Each entry must be output once more without any change.
━━ Dataset entries ━━
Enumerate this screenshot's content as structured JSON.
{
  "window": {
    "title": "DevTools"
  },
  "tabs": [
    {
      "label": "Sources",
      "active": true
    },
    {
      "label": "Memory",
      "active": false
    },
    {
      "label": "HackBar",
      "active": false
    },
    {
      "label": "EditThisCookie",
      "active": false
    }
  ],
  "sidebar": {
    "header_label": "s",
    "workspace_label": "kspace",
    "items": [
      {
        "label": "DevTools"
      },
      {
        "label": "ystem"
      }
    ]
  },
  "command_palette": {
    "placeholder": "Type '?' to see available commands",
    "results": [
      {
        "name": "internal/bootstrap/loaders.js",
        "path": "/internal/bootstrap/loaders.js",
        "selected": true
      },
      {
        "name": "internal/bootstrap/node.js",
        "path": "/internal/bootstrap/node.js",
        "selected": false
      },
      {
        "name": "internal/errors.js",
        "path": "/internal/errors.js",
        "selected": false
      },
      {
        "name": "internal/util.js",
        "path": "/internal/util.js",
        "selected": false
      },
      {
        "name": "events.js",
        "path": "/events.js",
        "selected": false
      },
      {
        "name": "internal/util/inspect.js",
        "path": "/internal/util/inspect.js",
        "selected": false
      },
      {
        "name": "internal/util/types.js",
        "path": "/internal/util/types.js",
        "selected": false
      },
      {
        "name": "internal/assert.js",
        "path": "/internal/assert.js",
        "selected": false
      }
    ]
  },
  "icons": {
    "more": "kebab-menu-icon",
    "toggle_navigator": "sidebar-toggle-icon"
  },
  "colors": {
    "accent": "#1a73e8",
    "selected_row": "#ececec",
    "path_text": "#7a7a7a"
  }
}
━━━
Reply →
Enumerate this screenshot's content as structured JSON.
{
  "window": {
    "title": "DevTools"
  },
  "tabs": [
    {
      "label": "Sources",
      "active": true
    },
    {
      "label": "Memory",
      "active": false
    },
    {
      "label": "HackBar",
      "active": false
    },
    {
      "label": "EditThisCookie",
      "active": false
    }
  ],
  "sidebar": {
    "header_label": "s",
    "workspace_label": "kspace",
    "items": [
      {
        "label": "DevTools"
      },
      {
        "label": "ystem"
      }
    ]
  },
  "command_palette": {
    "placeholder": "Type '?' to see available commands",
    "results": [
      {
        "name": "internal/bootstrap/loaders.js",
        "path": "/internal/bootstrap/loaders.js",
        "selected": true
      },
      {
        "name": "internal/bootstrap/node.js",
        "path": "/internal/bootstrap/node.js",
        "selected": false
      },
      {
        "name": "internal/errors.js",
        "path": "/internal/errors.js",
        "selected": false
      },
      {
        "name": "internal/util.js",
        "path": "/internal/util.js",
        "selected": false
      },
      {
        "name": "events.js",
        "path": "/events.js",
        "selected": false
      },
      {
        "name": "internal/util/inspect.js",
        "path": "/internal/util/inspect.js",
        "selected": false
      },
      {
        "name": "internal/util/types.js",
        "path": "/internal/util/types.js",
        "selected": false
      },
      {
        "name": "internal/assert.js",
        "path": "/internal/assert.js",
        "selected": false
      }
    ]
  },
  "icons": {
    "more": "kebab-menu-icon",
    "toggle_navigator": "sidebar-toggle-icon"
  },
  "colors": {
    "accent": "#1a73e8",
    "selected_row": "#ececec",
    "path_text": "#7a7a7a"
  }
}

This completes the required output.